* **Problem statement**
Would you copy the listing below exactly, keeping the pictures out?
=-=-=
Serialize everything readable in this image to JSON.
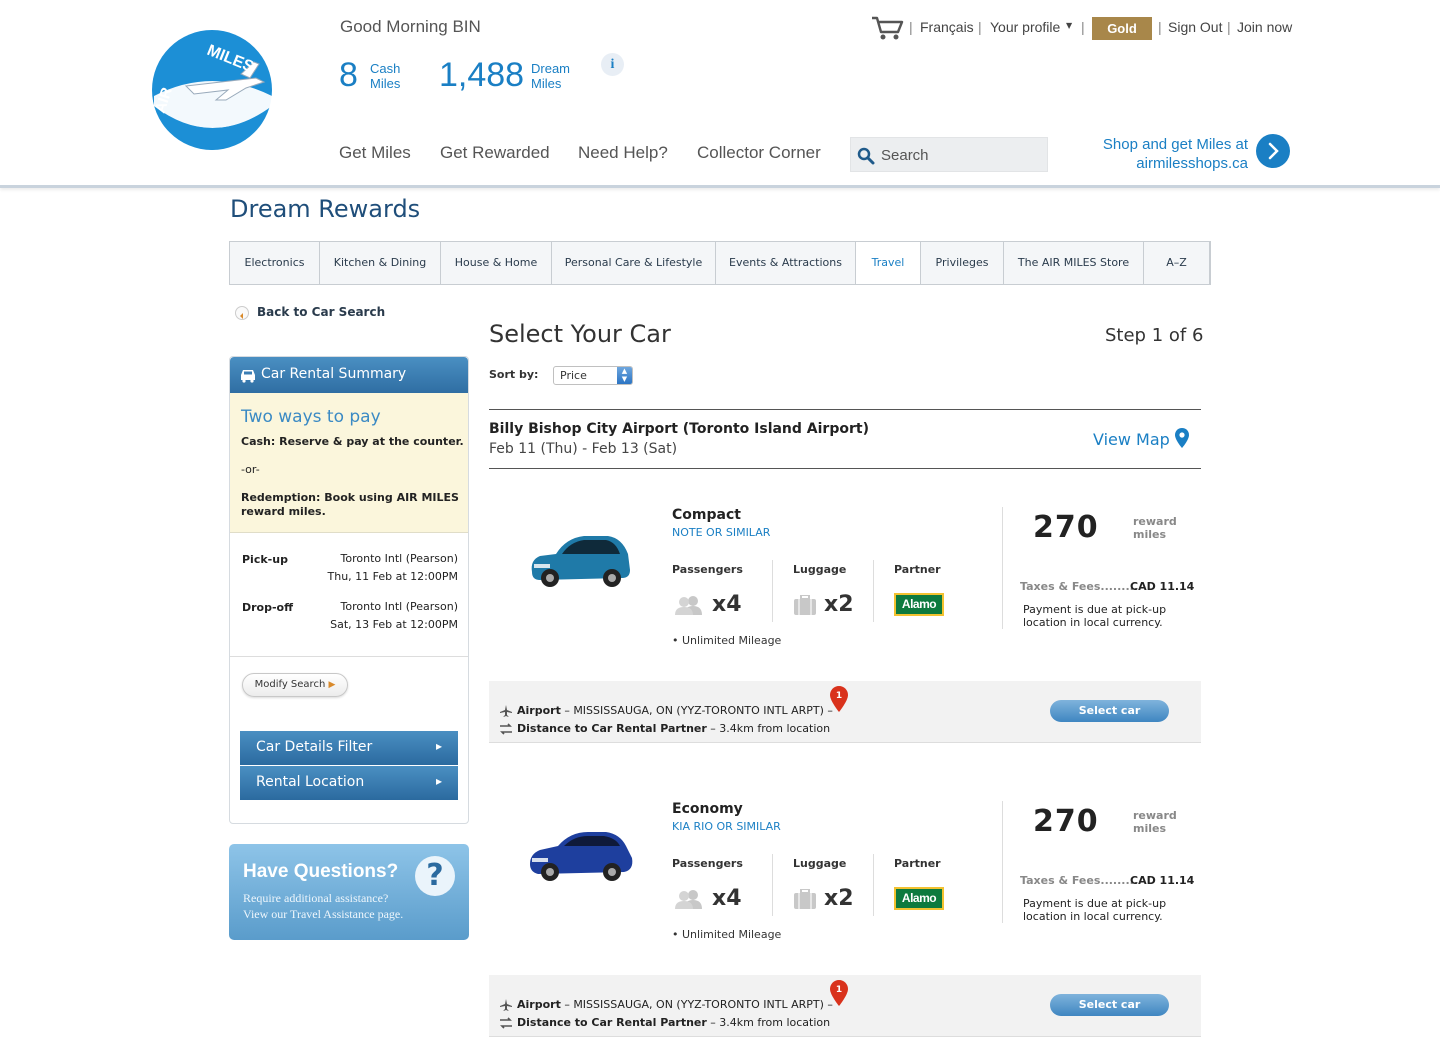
{
  "header": {
    "logo_text": "AIR MILES",
    "greeting": "Good Morning BIN",
    "cash_miles": {
      "value": "8",
      "label1": "Cash",
      "label2": "Miles"
    },
    "dream_miles": {
      "value": "1,488",
      "label1": "Dream",
      "label2": "Miles"
    },
    "info_icon": "i",
    "top_links": {
      "francais": "Français",
      "profile": "Your profile",
      "tier": "Gold",
      "sign_out": "Sign Out",
      "join": "Join now"
    },
    "separator": "|",
    "main_nav": [
      "Get Miles",
      "Get Rewarded",
      "Need Help?",
      "Collector Corner"
    ],
    "search": {
      "placeholder": "Search"
    },
    "shop": {
      "line1": "Shop and get Miles at",
      "line2": "airmilesshops.ca"
    }
  },
  "page": {
    "title": "Dream Rewards",
    "categories": [
      "Electronics",
      "Kitchen & Dining",
      "House & Home",
      "Personal Care & Lifestyle",
      "Events & Attractions",
      "Travel",
      "Privileges",
      "The AIR MILES Store",
      "A–Z"
    ],
    "active_category": "Travel",
    "back_link": "Back to Car Search"
  },
  "sidebar": {
    "summary_title": "Car Rental Summary",
    "ways_title": "Two ways to pay",
    "cash_text": "Cash: Reserve & pay at the counter.",
    "or_text": "-or-",
    "redemption_line1": "Redemption: Book using AIR MILES",
    "redemption_line2": "reward miles.",
    "pickup": {
      "label": "Pick-up",
      "location": "Toronto Intl (Pearson)",
      "time": "Thu, 11 Feb at 12:00PM"
    },
    "dropoff": {
      "label": "Drop-off",
      "location": "Toronto Intl (Pearson)",
      "time": "Sat, 13 Feb at 12:00PM"
    },
    "modify_button": "Modify Search",
    "filters": [
      "Car Details Filter",
      "Rental Location"
    ],
    "questions": {
      "title": "Have Questions?",
      "line1": "Require additional assistance?",
      "line2": "View our Travel Assistance page.",
      "mark": "?"
    }
  },
  "main": {
    "title": "Select Your Car",
    "step": "Step 1 of 6",
    "sort_label": "Sort by:",
    "sort_value": "Price",
    "location_name": "Billy Bishop City Airport (Toronto Island Airport)",
    "location_dates": "Feb 11 (Thu) - Feb 13 (Sat)",
    "view_map": "View Map",
    "column_labels": {
      "passengers": "Passengers",
      "luggage": "Luggage",
      "partner": "Partner"
    },
    "cars": [
      {
        "class": "Compact",
        "model": "NOTE OR SIMILAR",
        "color": "#1f7aa8",
        "passengers": "x4",
        "luggage": "x2",
        "partner": "Alamo",
        "mileage": "• Unlimited Mileage",
        "price": "270",
        "price_label1": "reward",
        "price_label2": "miles",
        "taxes_label": "Taxes & Fees.........",
        "taxes_value": "CAD 11.14",
        "payment_note1": "Payment is due at pick-up",
        "payment_note2": "location in local currency.",
        "airport_label": "Airport",
        "airport_value": " – MISSISSAUGA, ON (YYZ-TORONTO INTL ARPT) –",
        "distance_label": "Distance to Car Rental Partner",
        "distance_value": " – 3.4km from location",
        "pin_number": "1",
        "select_button": "Select  car"
      },
      {
        "class": "Economy",
        "model": "KIA RIO OR SIMILAR",
        "color": "#1e3f9e",
        "passengers": "x4",
        "luggage": "x2",
        "partner": "Alamo",
        "mileage": "• Unlimited Mileage",
        "price": "270",
        "price_label1": "reward",
        "price_label2": "miles",
        "taxes_label": "Taxes & Fees.........",
        "taxes_value": "CAD 11.14",
        "payment_note1": "Payment is due at pick-up",
        "payment_note2": "location in local currency.",
        "airport_label": "Airport",
        "airport_value": " – MISSISSAUGA, ON (YYZ-TORONTO INTL ARPT) –",
        "distance_label": "Distance to Car Rental Partner",
        "distance_value": " – 3.4km from location",
        "pin_number": "1",
        "select_button": "Select  car"
      }
    ]
  }
}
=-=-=
* **Result of the task**
Serialize everything readable in this image to JSON.
{
  "header": {
    "logo_text": "AIR MILES",
    "greeting": "Good Morning BIN",
    "cash_miles": {
      "value": "8",
      "label1": "Cash",
      "label2": "Miles"
    },
    "dream_miles": {
      "value": "1,488",
      "label1": "Dream",
      "label2": "Miles"
    },
    "info_icon": "i",
    "top_links": {
      "francais": "Français",
      "profile": "Your profile",
      "tier": "Gold",
      "sign_out": "Sign Out",
      "join": "Join now"
    },
    "separator": "|",
    "main_nav": [
      "Get Miles",
      "Get Rewarded",
      "Need Help?",
      "Collector Corner"
    ],
    "search": {
      "placeholder": "Search"
    },
    "shop": {
      "line1": "Shop and get Miles at",
      "line2": "airmilesshops.ca"
    }
  },
  "page": {
    "title": "Dream Rewards",
    "categories": [
      "Electronics",
      "Kitchen & Dining",
      "House & Home",
      "Personal Care & Lifestyle",
      "Events & Attractions",
      "Travel",
      "Privileges",
      "The AIR MILES Store",
      "A–Z"
    ],
    "active_category": "Travel",
    "back_link": "Back to Car Search"
  },
  "sidebar": {
    "summary_title": "Car Rental Summary",
    "ways_title": "Two ways to pay",
    "cash_text": "Cash: Reserve & pay at the counter.",
    "or_text": "-or-",
    "redemption_line1": "Redemption: Book using AIR MILES",
    "redemption_line2": "reward miles.",
    "pickup": {
      "label": "Pick-up",
      "location": "Toronto Intl (Pearson)",
      "time": "Thu, 11 Feb at 12:00PM"
    },
    "dropoff": {
      "label": "Drop-off",
      "location": "Toronto Intl (Pearson)",
      "time": "Sat, 13 Feb at 12:00PM"
    },
    "modify_button": "Modify Search",
    "filters": [
      "Car Details Filter",
      "Rental Location"
    ],
    "questions": {
      "title": "Have Questions?",
      "line1": "Require additional assistance?",
      "line2": "View our Travel Assistance page.",
      "mark": "?"
    }
  },
  "main": {
    "title": "Select Your Car",
    "step": "Step 1 of 6",
    "sort_label": "Sort by:",
    "sort_value": "Price",
    "location_name": "Billy Bishop City Airport (Toronto Island Airport)",
    "location_dates": "Feb 11 (Thu) - Feb 13 (Sat)",
    "view_map": "View Map",
    "column_labels": {
      "passengers": "Passengers",
      "luggage": "Luggage",
      "partner": "Partner"
    },
    "cars": [
      {
        "class": "Compact",
        "model": "NOTE OR SIMILAR",
        "color": "#1f7aa8",
        "passengers": "x4",
        "luggage": "x2",
        "partner": "Alamo",
        "mileage": "• Unlimited Mileage",
        "price": "270",
        "price_label1": "reward",
        "price_label2": "miles",
        "taxes_label": "Taxes & Fees.........",
        "taxes_value": "CAD 11.14",
        "payment_note1": "Payment is due at pick-up",
        "payment_note2": "location in local currency.",
        "airport_label": "Airport",
        "airport_value": " – MISSISSAUGA, ON (YYZ-TORONTO INTL ARPT) –",
        "distance_label": "Distance to Car Rental Partner",
        "distance_value": " – 3.4km from location",
        "pin_number": "1",
        "select_button": "Select  car"
      },
      {
        "class": "Economy",
        "model": "KIA RIO OR SIMILAR",
        "color": "#1e3f9e",
        "passengers": "x4",
        "luggage": "x2",
        "partner": "Alamo",
        "mileage": "• Unlimited Mileage",
        "price": "270",
        "price_label1": "reward",
        "price_label2": "miles",
        "taxes_label": "Taxes & Fees.........",
        "taxes_value": "CAD 11.14",
        "payment_note1": "Payment is due at pick-up",
        "payment_note2": "location in local currency.",
        "airport_label": "Airport",
        "airport_value": " – MISSISSAUGA, ON (YYZ-TORONTO INTL ARPT) –",
        "distance_label": "Distance to Car Rental Partner",
        "distance_value": " – 3.4km from location",
        "pin_number": "1",
        "select_button": "Select  car"
      }
    ]
  }
}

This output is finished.